and it is this albomation, knowing that vezeth him ou
A DISCOURSE ON LUKE X. 27. i . . .. [ Concluded from page 327. ] .. II. I ET us now consider the Love of our Neighbour, with its
L happy consequences. .. i The Love of our Neighbour can only spring from the Love of God, and is a love of Equity, Charity, Succour, and Benevolence. We owe to our neighbour what we have a right to expe& from him. This our blessed Saviour positively commands, "Do unto all men as ye would they should do. unto you." By this rule, therefore, we should think, speak, and write, concerning every one. And if so, we shall on all occasions put the most favourable construction upon all his words and actions that they will possibly bear. For, as “ Love worketh no ill to its neigh. bour," so it " Thinketh no evil;" yea, “ It will hide a multitude of sins.” Therefore we shall not try, much less shall we rejoice to find a fault, but rather where a real blemish appears, endeavour to hide, or to excuse it, in the best manner we can, and as far as truth will go. We shall bear with him, love and forgive him, rejoice in his felicity, mourn on account of his adversiy, desire and delight in his prosperity, and procure it when in our power. Instruet him if he be ignorant, help him in his weaknels, and even risk our life for his fake, for the salvation of his Sout, or for the public good. In a word: We must do every thing in our
power, through all the possible varieties of circumstances, which we would with them to do for us were the fituation reversed.
How happy wonld Society be, were this sacred and rational precept properly observed!

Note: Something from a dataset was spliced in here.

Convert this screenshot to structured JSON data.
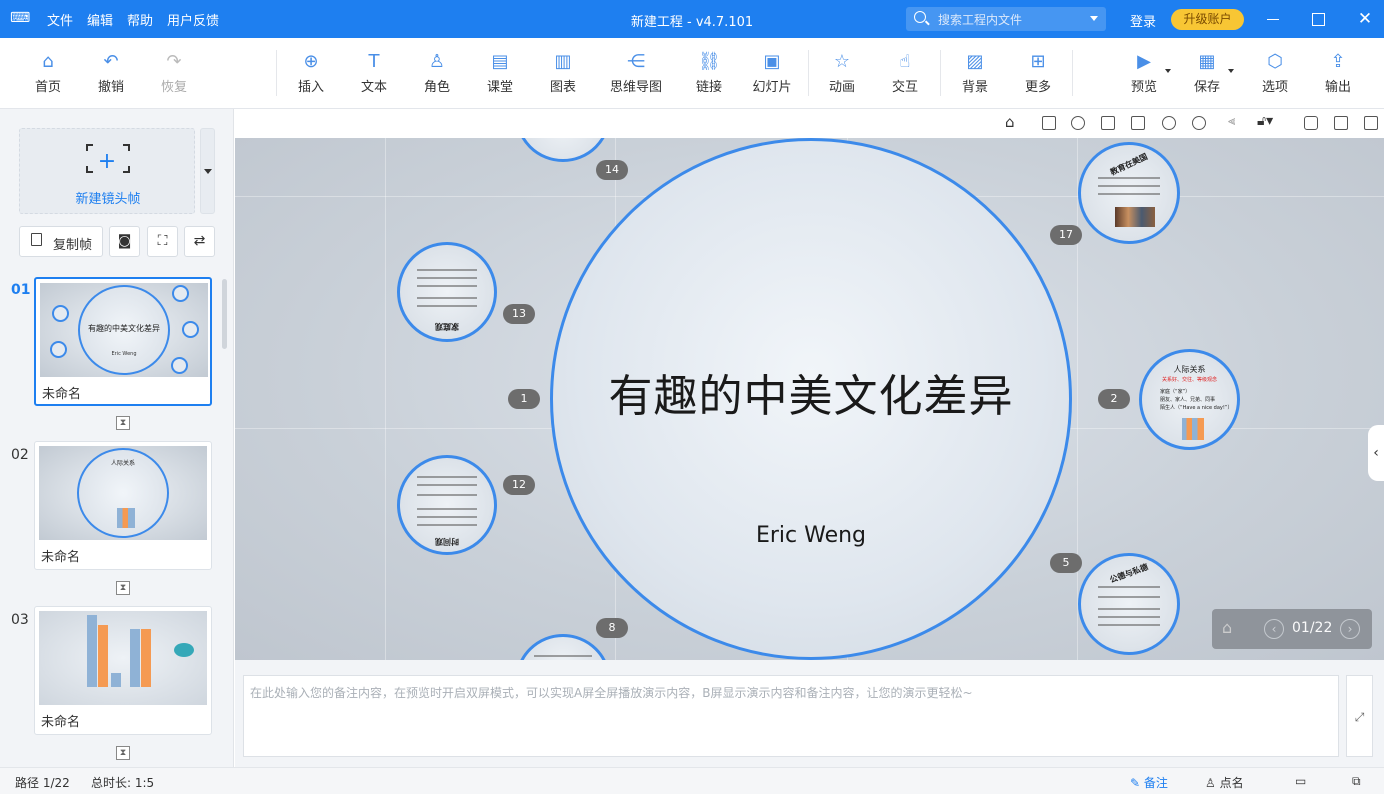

Reader, if others do not attend to it, it is not ihe less binding on thee.
To him who loves God with all his heart, the fulfilment of this duty is not only possible, but easy and delightful. Such a man will look upon the evil and unthankful, with the same pitying love, (in bis degree,) which inspired the breast of the Son of God when he laid down his life for them. Such will ever esteem the Saints of God as the excellent of the earth, however they may be despised or persecuted. The bowels of his compassion are not Itraitened by names, sects or parties; for real love destroys, root and branch, all bigotry, and so enlarges the mind, that with the holy Apoftle, the man of God most devoutly prays, “ Grace be with all them who love the Lord Jesus Christ in sincerity.” It is true, we may, and we ought to make a proper distinction between one man and anoiher; we are called, by Revelation, to love according to reason, therefore we shall love particular persons according to their wath. Hence we may see a person worthy of our highest esteem, on account of his deep piety, his uncommon natural and acquired abilities. The extraordinary gifts which God has enriched him with, and because of his long standing, and great usefulness in the Church of Christ. We may greatly de. light in another person with whom we are intimately acquainted, because we find an inexpressible union of spirit with him, and the more we know him the more we love him, because we have found in him “a faithful friend :” Perhaps he is nearly of our own age and standing in the Church of God, and one who is nearly of the same natural temper. On such persons a superior degiee of affe&tion may be innocently, yea laudably placed : David had his Jonathan, and Christ his John. But as this love, in be. half of which I speak, is a love of Equity, Charity, Succour, and Benevolence, we owe this equally to all; and he who loves God with all his heart, &c. will find no difficulty in performing all the requirements of this sacred precept; for “ Love feels no loads." And it is certain, he who loves will chearfully serve all within the circle of his acquaintance, according to his power, The grand end of human life is to glorify God, by contributing to the happiness of mankind, as far as our influence or our ability can go. “Our goodness cannot extend, unto the Lord," but it may be extended to our neighbour in various ways. He then most effe&tually glorifies God, who is the most useful to his fellow creatures.
At what an aflonishing distance from this love, is the man who perversely deprives another of any temporal privilege which it is in his power to grant, without the least inconvenience to himself, or to any one clie; yet he not only withholds it, but also takes a kind of pleasure in seeing his neighbour distressed for lack of that